But, they were confident in Mr. Trump’s ability to protect people with pre-existing conditions without imposing the un-American mandates. Because, in their mind, Mr. Trump is a smart businessman, he would not allow the chaos of a gap between the repeal and replacement of Obamacare.
Well, the election is over. They won this one. But, as the George Washington character says in Hamilton, “winning is easy, young man. Governing’s harder.”
It seems mind boggling that the public bought a pig in a poke. I must assume they agreed that we needed to elect Trump before he said anything concrete with just one exception, the Great Wall! Now that is something we can all be positive about?
If I were as good a businessman as Mr. Trump, I’d be living in a shack or a jail.
I just wonder how long it will take Trump supporters to understand that they didn’t get what they voted for in Mr. Trump, that he isn’t such a hot businessman and they have been conned. What will happen when they bring out the pitchforks?

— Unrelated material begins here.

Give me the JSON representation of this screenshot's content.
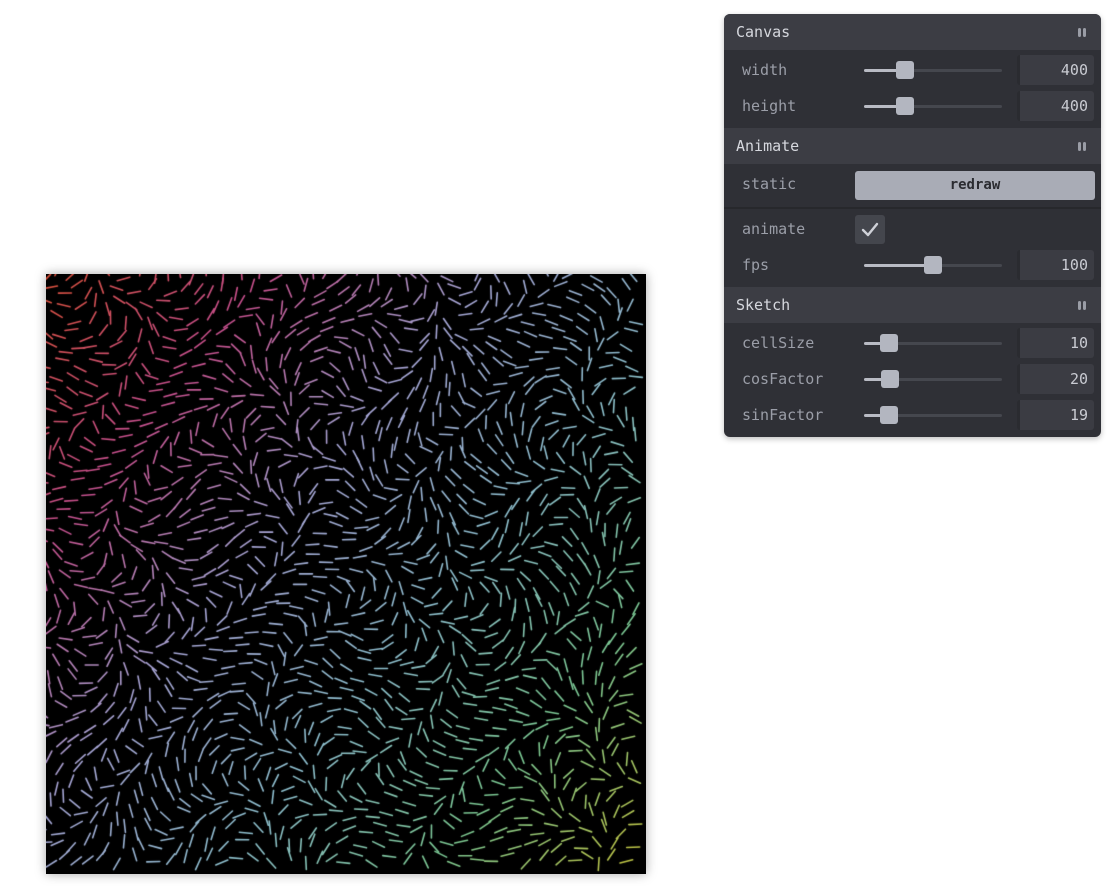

They will keep on supporting and defending him because they have been conditioned to obey – unquestioning – the leader of their chosen group.
Actually, that’s true with most people, no matter their political leanings.
I agree, especially with the authoritarian group, but there has to be some point or behavior somewhere where it’s so outrageous that they almost have to pull the plug. Like a recorded phone call with a quid pro quo with Putin or something. I think that very few of our members of Congress have the moral courage to do such a thing on their own unless they are overwhelmed with constituents who tell them to impeach the guy or they will bring out the pitchforks.
Doug Masson says
I am almost always surprised about that moment when a politician or party loses support. Stuff that I think should cost them support never seems to and stuff that I think seems pretty trivial somehow tips the scale. Iraq War? No problem. Terri Schiavo? Big problems.
“Iraq War? No problem.”
Still find that one just stunning.
Our lowest point this century until Trump.
They won’t see it because it will always be someone else’s fault.
Obamacare will be blamed for the reason why Medicaid/Medicare/Social Security has to be gutted. “I wanted to keep your coverage, but Obamacare was so bad I couldn’t.” It doesn’t line up with the facts, but those will just be explained away as “fake news” and the “liberal media”.
My favorite part of the article was this:
And they say millennials are self-centered. I’m gobstruck that people don’t realize that all insurance, even pre-ACA insurance, was/is risk-sharing.
They don’t believe in risk-sharing, for illogical reasons. As far as I can tell it’s a mixture of unexamined and unresolved feelings — jealousy, fear of someone benefitting in some way I may not benefit (coupled with a lack of gratitude), lack of compassion, magical thinking that bad things will never happen to me, and the fatalism that if they do that’s just the way things are.
Rick Westerman says
Heck, except for point #3 I have had the same concerns about my Purdue-provided health care. Prices keep going up while (for a while) wages were stagnant; having to change plans and providers yearly as Purdue scrambles to keep costs down; arguing with insurance providers about what is covered; resentment at the medical companies — why does physical therapy charge $150+/hour to have someone watch me do exercises? why can’t anyone tell me what a procedure will cost before I get it done?